Earth's ecosystems may be careering toward collapse much sooner than scientists thought, a new study of our planet's warming climate has warned.
According to the research, more than a fifth of the world's potentially catastrophic tipping points — such as the melting of the Arctic permafrost, the collapse of the Greenland ice sheet and the sudden transformation of the Amazon rainforest into savanna — could occur as soon as 2038.
In climatology, a "tipping point" is the threshold beyond which a localized climate system, or "tipping element," irreversibly changes. For instance, if the Greenland ice sheet were to collapse, it would also reduce snowfall in the northern part of the island, making large parts of the sheet irretrievable.
Yet the science behind these dramatic transformations is poorly understood and often based on oversimplified models. Now, a new attempt to understand their inner workings, published June 22 in the journal Nature, has revealed that they may happen much sooner than we thought.
"Over a fifth of ecosystems worldwide are in danger of collapsing," co-author Simon Willcock, a professor of sustainability at Bangor University in the U.K., said in a statement. "However, ongoing stresses and extreme events interact to accelerate rapid changes that may well be out of our control. Once these reach a tipping point, it's too late."
Unlike the well-established link between the burning of fossil fuels and climate change, the study of tipping points is a young and contentious science.
To understand how rising temperatures and other environmental stressors could cause complex ecosystems to break down, scientists use computer models to simplify ecosystems' dynamics, enabling them to predict the fate of those ecosystems — and when their tipping points could be reached.
But if these simulations miss an important element or interaction, their forecasts can land decades off the mark. For example, the Intergovernmental Panel on Climate Change (the United Nations' most important body for evaluating climate science) said in its most recent report that the Amazon rainforest could reach a tipping point that will transform it into a savannah by 2100.
The researchers behind the new study say this prediction is too optimistic.
According to the researchers, most tipping-point studies build the math in their models to focus on one predominant driver of collapse, for example deforestation in the Amazon rainforest. However, ecosystems aren't contending with just one problem but rather a swarm of destabilizing factors that compound one another. For example, the Amazon also faces rising temperatures, soil degradation, water pollution and water stress.
To investigate how these elements interact and whether these interactions can, in fact, hasten a system's demise, the scientists behind the new study built computer models of two lake and two forest ecosystems (including one which modeled the collapse of civilization on Easter Island) and ran them more than 70,000 times while adjusting the variables throughout.
After testing their systems across multiple modes — with just one cause of collapse acting, with multiple causes acting and with all of the causes plus the introduction of random noise to mimic fluctuations in climate variables — the scientists made some troubling findings: multiple causes of collapse acting together brought the abrupt transformation of some systems up to 80% closer to the present day.

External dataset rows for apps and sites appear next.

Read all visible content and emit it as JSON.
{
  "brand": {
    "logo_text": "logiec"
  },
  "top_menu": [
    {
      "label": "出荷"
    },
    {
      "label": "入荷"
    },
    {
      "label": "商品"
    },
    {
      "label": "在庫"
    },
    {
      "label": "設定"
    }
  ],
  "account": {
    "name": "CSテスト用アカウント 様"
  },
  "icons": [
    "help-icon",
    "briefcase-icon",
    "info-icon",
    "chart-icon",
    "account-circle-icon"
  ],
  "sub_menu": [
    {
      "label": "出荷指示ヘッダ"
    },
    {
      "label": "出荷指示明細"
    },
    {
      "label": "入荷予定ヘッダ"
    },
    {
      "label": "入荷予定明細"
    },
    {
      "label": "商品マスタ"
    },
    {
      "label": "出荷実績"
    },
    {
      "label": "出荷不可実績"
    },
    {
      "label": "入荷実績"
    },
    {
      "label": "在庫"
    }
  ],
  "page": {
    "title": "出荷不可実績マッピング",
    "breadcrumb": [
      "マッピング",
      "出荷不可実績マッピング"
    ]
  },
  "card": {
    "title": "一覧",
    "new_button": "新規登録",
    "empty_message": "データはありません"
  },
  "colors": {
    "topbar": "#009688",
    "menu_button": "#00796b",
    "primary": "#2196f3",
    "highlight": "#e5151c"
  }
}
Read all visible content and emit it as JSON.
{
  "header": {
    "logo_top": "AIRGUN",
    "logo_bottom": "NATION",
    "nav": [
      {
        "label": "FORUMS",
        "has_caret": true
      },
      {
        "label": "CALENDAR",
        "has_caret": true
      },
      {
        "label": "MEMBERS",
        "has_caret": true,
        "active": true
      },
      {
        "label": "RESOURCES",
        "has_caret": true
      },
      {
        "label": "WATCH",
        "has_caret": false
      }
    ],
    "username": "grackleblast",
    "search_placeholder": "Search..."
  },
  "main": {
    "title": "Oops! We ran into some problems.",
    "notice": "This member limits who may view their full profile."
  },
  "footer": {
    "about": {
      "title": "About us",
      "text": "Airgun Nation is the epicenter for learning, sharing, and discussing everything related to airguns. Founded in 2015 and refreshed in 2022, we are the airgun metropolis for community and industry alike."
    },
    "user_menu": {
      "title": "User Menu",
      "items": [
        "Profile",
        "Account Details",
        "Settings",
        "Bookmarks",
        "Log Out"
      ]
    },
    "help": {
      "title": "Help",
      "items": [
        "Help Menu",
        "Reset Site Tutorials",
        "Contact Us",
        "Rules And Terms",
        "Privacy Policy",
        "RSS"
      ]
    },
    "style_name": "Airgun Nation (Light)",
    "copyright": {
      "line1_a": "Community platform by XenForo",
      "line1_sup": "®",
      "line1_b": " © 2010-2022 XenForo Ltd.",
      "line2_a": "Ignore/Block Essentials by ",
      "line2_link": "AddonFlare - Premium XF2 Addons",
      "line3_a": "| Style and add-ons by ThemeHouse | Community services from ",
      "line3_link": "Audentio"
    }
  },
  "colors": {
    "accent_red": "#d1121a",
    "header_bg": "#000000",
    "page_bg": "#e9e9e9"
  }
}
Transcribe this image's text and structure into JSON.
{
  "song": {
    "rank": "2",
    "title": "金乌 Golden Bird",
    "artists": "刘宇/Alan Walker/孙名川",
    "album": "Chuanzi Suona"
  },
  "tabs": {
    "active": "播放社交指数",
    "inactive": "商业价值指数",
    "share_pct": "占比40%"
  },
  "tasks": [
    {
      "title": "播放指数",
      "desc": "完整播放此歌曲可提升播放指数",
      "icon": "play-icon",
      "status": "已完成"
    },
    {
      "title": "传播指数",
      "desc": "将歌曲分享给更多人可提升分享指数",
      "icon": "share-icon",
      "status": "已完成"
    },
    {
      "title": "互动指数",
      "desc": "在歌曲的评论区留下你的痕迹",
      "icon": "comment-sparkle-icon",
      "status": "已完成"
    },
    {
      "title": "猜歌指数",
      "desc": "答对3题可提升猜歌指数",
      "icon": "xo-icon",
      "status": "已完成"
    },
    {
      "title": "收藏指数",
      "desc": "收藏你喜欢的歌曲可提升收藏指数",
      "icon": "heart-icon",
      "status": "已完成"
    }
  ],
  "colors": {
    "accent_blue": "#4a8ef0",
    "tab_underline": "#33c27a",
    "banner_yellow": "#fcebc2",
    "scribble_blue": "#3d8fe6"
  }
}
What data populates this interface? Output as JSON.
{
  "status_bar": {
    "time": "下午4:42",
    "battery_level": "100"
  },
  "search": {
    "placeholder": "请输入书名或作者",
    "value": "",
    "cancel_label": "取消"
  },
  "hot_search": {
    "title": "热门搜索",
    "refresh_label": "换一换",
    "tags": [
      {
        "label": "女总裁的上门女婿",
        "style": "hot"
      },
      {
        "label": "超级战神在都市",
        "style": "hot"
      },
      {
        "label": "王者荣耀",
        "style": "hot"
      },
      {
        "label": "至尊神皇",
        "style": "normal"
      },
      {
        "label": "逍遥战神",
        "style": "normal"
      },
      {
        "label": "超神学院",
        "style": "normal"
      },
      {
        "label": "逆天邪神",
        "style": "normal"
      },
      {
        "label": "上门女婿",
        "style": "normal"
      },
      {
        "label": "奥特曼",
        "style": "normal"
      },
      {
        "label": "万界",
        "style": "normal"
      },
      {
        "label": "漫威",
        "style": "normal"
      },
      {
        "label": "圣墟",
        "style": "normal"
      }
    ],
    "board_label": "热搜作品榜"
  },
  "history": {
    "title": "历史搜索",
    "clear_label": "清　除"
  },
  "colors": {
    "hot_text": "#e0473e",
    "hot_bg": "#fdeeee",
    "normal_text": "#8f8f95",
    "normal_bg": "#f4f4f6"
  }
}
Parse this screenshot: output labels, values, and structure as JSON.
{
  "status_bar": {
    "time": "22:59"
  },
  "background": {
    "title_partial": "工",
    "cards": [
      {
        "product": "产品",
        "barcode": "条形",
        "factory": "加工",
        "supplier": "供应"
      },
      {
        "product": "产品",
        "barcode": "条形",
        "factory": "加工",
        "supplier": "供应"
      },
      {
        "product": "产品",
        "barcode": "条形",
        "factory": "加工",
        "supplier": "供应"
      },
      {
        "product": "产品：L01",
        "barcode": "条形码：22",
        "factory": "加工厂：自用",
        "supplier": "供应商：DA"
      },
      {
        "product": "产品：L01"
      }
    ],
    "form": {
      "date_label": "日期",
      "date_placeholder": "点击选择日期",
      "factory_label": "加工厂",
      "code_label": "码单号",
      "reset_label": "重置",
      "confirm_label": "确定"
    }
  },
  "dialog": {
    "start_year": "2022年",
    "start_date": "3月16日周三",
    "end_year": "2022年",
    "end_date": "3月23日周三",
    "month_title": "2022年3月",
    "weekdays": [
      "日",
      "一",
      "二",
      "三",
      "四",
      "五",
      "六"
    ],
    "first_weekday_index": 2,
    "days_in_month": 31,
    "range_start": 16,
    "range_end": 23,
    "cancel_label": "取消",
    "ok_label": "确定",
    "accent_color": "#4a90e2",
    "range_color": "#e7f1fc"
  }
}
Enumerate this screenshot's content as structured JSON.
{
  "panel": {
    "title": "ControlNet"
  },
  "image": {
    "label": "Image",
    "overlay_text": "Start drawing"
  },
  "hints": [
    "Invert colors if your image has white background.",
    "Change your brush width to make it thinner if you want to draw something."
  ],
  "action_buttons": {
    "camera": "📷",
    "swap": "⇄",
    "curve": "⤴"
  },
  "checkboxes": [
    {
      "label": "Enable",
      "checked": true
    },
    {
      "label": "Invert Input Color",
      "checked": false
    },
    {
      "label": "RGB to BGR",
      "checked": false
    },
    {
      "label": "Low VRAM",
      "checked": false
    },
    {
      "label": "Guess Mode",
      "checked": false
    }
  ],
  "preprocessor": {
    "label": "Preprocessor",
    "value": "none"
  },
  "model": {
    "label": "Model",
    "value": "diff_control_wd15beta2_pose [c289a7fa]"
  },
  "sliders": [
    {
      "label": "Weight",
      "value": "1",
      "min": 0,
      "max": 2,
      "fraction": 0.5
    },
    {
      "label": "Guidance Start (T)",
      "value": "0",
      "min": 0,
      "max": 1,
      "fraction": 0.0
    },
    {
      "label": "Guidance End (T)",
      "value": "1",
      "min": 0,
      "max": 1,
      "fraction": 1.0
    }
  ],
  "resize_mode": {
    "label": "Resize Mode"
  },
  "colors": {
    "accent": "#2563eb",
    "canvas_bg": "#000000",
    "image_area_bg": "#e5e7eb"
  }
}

And even when the main cause of collapse was not allowed to increase with time, 15% of the collapses occurred purely because of the new elements.
"Our main finding from four ecological models was that ecosystems could collapse 30-80% earlier depending on the nature of additional stress," co-author John Dearing, a professor of physical geography at Southampton University in the U.K. told Live Science in an email. "So if previous tipping points were forecast for 2100 (i.e. 77 years from now) we are suggesting these could happen 23 to 62 years earlier depending on the nature of the stresses."
This means that significant social and economic costs from climate change might come much sooner than expected, leaving governments with even less time to react than first thought.
"This has potentially profound implications for our perception of future ecological risks," co-author Gregory Cooper, a climate systems researcher at the University of Sheffield in the U.K., said in the statement. "While it is not currently possible to predict how climate-induced tipping points and the effects of local human actions on ecosystems will connect, our findings show the potential for each to reinforce the other. Any increasing pressure on ecosystems will be exceedingly detrimental and could have dangerous consequences."